▶ [The problem] Exactly as they stand, write out all of the entries again.

▶ [Supplied material]
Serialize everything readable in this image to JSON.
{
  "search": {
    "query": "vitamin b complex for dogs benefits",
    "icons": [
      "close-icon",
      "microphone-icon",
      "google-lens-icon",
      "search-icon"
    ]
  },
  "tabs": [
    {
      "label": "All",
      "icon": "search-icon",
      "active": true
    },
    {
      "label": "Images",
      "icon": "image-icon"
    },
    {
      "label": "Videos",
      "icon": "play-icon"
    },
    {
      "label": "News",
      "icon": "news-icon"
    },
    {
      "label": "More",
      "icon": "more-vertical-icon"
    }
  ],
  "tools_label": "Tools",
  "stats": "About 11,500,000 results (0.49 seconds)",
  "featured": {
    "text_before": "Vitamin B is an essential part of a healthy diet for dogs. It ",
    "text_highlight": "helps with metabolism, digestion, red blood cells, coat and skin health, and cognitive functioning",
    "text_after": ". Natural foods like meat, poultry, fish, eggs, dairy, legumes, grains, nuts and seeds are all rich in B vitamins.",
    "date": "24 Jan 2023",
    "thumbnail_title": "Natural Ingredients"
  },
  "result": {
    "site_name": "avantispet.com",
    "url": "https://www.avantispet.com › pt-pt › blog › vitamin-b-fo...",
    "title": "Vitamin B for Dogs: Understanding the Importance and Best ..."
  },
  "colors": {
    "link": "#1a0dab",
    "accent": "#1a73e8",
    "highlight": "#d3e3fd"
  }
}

▶ [Task answer]
Serialize everything readable in this image to JSON.
{
  "search": {
    "query": "vitamin b complex for dogs benefits",
    "icons": [
      "close-icon",
      "microphone-icon",
      "google-lens-icon",
      "search-icon"
    ]
  },
  "tabs": [
    {
      "label": "All",
      "icon": "search-icon",
      "active": true
    },
    {
      "label": "Images",
      "icon": "image-icon"
    },
    {
      "label": "Videos",
      "icon": "play-icon"
    },
    {
      "label": "News",
      "icon": "news-icon"
    },
    {
      "label": "More",
      "icon": "more-vertical-icon"
    }
  ],
  "tools_label": "Tools",
  "stats": "About 11,500,000 results (0.49 seconds)",
  "featured": {
    "text_before": "Vitamin B is an essential part of a healthy diet for dogs. It ",
    "text_highlight": "helps with metabolism, digestion, red blood cells, coat and skin health, and cognitive functioning",
    "text_after": ". Natural foods like meat, poultry, fish, eggs, dairy, legumes, grains, nuts and seeds are all rich in B vitamins.",
    "date": "24 Jan 2023",
    "thumbnail_title": "Natural Ingredients"
  },
  "result": {
    "site_name": "avantispet.com",
    "url": "https://www.avantispet.com › pt-pt › blog › vitamin-b-fo...",
    "title": "Vitamin B for Dogs: Understanding the Importance and Best ..."
  },
  "colors": {
    "link": "#1a0dab",
    "accent": "#1a73e8",
    "highlight": "#d3e3fd"
  }
}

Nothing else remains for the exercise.